→ GIVEN RECORDS
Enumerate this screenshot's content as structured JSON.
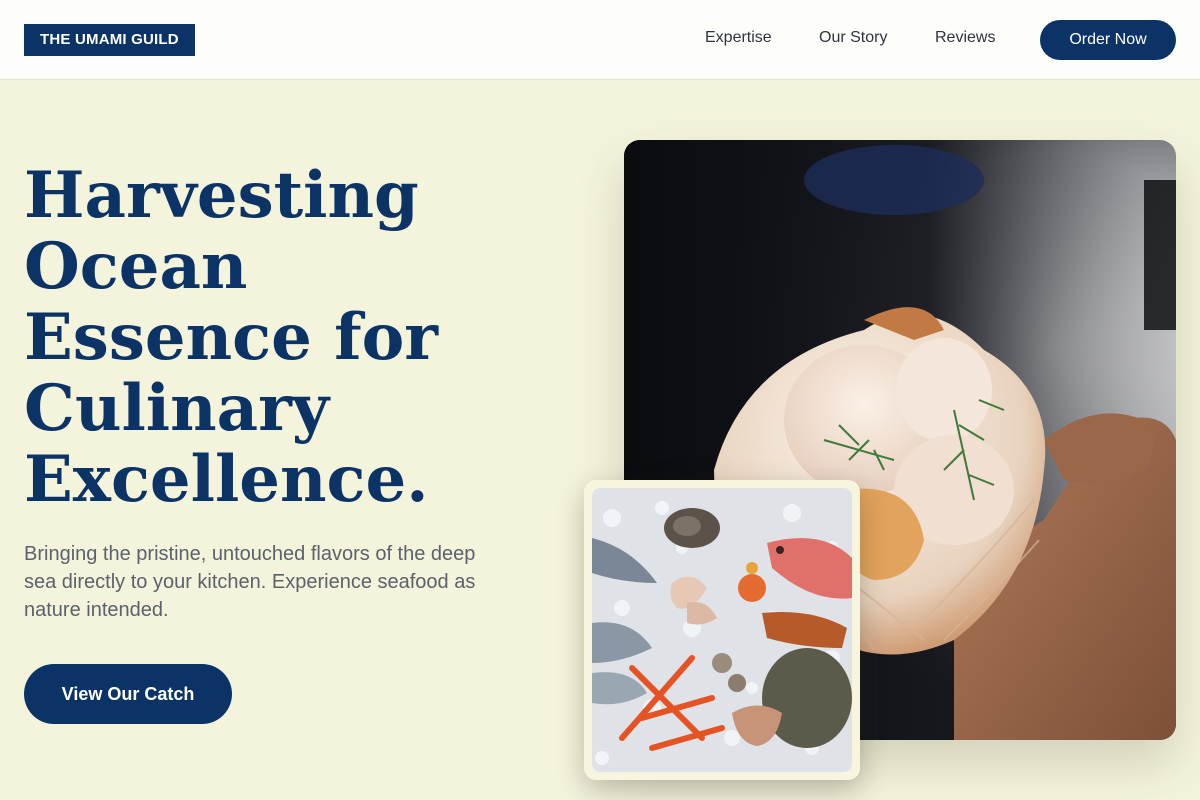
{
  "brand": {
    "logo_text": "THE UMAMI GUILD"
  },
  "nav": {
    "links": [
      "Expertise",
      "Our Story",
      "Reviews"
    ],
    "order_button": "Order Now"
  },
  "hero": {
    "headline_lines": [
      "Harvesting",
      "Ocean",
      "Essence for",
      "Culinary",
      "Excellence."
    ],
    "subtext": "Bringing the pristine, untouched flavors of the deep sea directly to your kitchen. Experience seafood as nature intended.",
    "cta_label": "View Our Catch"
  },
  "images": {
    "main": "scallop-in-hand-photo",
    "inset": "seafood-on-ice-photo"
  },
  "colors": {
    "brand_navy": "#0b3366",
    "background": "#f4f3dc",
    "topbar": "#fdfdf9",
    "body_text": "#5d616b"
  }
}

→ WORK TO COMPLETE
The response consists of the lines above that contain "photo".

→ SOLUTION TO THIS PROBLEM
    "main": "scallop-in-hand-photo",
    "inset": "seafood-on-ice-photo"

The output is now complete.